What are needle stick injuries?

Needle stick injuries, also known as needlestick or sharps injuries, occur when a healthcare worker or an individual handling needles or other sharp medical instruments accidentally punctures their skin with a contaminated needle or sharp object. These injuries can happen in various healthcare settings, including hospitals, clinics, laboratories, or even in non-medical settings where sharps are present, such as during waste disposal.

Needle stick injuries pose a risk of transmitting infectious diseases, particularly bloodborne pathogens, from the source patient to the injured person. The most significant concern is the potential transmission of viruses like HIV, hepatitis B (HBV), and hepatitis C (HCV).

The severity of a needle stick injury depends on various factors, including the type of needle or sharp object involved, the depth of the injury, the degree of contamination, and the infectious status of the source patient. Following a needle stick injury, it is crucial to take prompt action to minimize the risk of infection.

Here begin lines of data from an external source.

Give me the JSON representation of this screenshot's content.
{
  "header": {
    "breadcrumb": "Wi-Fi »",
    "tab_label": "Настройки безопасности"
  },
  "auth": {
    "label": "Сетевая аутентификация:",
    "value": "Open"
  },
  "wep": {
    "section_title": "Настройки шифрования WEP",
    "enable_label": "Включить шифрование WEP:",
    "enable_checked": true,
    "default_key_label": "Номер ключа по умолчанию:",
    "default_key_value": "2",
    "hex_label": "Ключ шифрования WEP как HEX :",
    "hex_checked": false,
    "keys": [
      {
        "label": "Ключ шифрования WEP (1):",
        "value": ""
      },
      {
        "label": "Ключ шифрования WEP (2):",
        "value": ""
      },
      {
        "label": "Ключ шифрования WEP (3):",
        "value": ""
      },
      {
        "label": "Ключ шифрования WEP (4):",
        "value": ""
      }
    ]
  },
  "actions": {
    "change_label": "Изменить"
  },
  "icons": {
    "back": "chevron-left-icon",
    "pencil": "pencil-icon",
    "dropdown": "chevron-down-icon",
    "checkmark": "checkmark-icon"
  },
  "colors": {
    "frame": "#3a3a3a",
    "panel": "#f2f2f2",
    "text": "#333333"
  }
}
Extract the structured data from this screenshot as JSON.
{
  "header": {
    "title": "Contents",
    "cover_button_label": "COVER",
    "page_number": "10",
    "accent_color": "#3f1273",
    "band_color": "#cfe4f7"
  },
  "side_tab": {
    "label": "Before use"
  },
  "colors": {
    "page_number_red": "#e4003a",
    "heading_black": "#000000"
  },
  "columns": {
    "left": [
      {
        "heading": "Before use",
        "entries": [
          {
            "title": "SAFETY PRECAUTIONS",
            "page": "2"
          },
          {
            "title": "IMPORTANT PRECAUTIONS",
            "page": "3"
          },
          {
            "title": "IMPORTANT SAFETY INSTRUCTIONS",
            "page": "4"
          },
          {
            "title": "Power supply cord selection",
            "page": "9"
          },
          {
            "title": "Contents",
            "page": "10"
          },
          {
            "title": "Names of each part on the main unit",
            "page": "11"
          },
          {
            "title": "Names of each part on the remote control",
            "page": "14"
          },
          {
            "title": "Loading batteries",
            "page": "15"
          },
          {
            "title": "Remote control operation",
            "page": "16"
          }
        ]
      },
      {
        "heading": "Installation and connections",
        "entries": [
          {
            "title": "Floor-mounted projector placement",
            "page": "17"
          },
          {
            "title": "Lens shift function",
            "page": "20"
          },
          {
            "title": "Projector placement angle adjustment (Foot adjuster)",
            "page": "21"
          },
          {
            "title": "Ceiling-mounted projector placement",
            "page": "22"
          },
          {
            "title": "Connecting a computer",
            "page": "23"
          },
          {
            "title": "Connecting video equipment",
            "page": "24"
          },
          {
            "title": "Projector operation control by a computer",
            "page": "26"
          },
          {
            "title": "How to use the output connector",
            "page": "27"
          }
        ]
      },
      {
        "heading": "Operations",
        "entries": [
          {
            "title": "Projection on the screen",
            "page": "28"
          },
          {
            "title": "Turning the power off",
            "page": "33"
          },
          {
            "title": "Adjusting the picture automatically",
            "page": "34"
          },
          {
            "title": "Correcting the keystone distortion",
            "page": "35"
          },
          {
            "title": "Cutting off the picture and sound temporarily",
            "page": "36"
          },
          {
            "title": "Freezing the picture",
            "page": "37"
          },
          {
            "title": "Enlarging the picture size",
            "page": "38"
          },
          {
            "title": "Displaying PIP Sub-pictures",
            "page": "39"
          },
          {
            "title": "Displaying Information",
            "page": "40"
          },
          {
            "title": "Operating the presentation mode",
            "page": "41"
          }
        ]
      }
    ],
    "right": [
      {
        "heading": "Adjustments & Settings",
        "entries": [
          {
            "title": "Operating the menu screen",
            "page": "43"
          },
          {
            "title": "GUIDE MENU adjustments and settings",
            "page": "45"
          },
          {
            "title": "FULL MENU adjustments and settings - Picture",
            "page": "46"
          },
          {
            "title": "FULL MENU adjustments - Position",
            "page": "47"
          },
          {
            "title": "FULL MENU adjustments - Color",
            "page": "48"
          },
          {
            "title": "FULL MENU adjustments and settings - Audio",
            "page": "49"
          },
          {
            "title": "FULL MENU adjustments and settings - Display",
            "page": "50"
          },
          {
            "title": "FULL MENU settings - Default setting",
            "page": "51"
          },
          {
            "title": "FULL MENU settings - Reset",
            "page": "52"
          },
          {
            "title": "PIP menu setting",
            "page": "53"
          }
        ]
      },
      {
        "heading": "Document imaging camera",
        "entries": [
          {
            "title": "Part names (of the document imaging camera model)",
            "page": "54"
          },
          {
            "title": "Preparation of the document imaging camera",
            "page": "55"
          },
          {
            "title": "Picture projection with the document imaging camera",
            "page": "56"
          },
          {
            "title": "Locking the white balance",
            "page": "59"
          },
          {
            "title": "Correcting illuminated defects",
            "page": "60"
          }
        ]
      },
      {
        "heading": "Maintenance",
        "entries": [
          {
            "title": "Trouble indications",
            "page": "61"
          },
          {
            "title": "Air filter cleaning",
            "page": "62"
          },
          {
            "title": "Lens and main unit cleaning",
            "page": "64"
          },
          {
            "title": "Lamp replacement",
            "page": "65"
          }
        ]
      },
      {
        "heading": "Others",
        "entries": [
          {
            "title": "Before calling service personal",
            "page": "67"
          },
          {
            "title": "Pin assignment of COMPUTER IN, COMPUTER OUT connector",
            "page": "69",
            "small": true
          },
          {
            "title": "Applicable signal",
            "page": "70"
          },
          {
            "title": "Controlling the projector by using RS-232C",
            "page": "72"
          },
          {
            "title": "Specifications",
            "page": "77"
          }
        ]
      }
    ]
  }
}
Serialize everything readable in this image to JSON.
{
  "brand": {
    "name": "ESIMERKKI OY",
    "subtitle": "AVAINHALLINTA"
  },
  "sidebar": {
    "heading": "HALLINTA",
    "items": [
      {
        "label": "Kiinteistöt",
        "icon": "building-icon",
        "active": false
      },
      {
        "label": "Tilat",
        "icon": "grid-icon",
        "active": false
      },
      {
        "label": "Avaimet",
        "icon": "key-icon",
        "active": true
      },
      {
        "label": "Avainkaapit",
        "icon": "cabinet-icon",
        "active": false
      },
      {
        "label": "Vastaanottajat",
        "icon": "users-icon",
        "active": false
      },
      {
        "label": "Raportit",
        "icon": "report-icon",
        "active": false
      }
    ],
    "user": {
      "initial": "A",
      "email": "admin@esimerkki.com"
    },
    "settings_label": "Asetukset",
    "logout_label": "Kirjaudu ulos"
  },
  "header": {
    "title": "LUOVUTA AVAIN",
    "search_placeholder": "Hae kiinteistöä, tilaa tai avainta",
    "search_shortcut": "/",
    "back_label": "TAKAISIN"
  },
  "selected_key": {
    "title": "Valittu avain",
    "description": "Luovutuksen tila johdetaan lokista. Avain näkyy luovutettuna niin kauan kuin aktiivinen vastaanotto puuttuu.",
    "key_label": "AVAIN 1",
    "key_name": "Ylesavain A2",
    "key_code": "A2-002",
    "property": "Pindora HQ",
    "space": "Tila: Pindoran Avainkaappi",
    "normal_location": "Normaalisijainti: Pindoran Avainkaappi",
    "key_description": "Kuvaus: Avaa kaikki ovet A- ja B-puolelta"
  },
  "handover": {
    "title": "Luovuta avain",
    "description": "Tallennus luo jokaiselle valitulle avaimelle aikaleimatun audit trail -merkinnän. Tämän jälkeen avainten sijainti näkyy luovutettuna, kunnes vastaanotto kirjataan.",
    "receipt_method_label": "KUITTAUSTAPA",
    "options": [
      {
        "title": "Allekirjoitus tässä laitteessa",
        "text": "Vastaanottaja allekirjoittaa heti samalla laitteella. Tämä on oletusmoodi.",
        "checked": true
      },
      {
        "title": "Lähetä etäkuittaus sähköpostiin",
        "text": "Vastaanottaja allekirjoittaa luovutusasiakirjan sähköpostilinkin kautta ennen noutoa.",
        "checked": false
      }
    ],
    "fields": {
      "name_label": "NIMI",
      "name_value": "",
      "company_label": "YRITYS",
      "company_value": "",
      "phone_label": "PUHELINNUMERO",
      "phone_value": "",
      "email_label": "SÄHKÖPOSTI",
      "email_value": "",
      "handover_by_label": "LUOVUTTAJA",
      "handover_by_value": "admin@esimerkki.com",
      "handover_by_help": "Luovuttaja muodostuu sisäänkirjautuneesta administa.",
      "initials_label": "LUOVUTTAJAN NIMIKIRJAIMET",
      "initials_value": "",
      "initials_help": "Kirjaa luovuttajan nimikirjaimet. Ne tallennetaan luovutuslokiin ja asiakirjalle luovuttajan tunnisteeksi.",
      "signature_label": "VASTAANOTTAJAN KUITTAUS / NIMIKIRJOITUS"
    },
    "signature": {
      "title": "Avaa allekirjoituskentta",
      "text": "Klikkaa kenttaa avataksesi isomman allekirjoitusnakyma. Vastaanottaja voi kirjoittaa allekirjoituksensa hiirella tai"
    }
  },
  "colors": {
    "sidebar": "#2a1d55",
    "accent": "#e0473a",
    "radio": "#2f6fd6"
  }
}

Preventing needle stick injuries is a priority in healthcare settings, and various preventive measures are implemented, such as using safety-engineered devices like the Pro Tector Needle Sheath Prop to protect against accidental needlesticks. The Pro Tector Needle Sheath Prop securely holds the needle cap during assembly, providing a barrier to reduce the risk of punctures. Its design allows for one-handed recapping after injections, minimizing manual handling and further reducing the chances of needle stick injuries.

In addition to utilizing the Pro Tector Needle Sheath Prop, other preventive measures include proper handling and disposal of sharps and comprehensive training of healthcare workers on safe practices to minimize the risk of injuries.

If you have experienced a needle stick injury or are concerned about potential exposure, it is important to seek immediate medical attention and follow the appropriate protocols established by healthcare facilities or occupational health services to evaluate the risk, provide necessary treatment, and offer any preventive measures or counseling.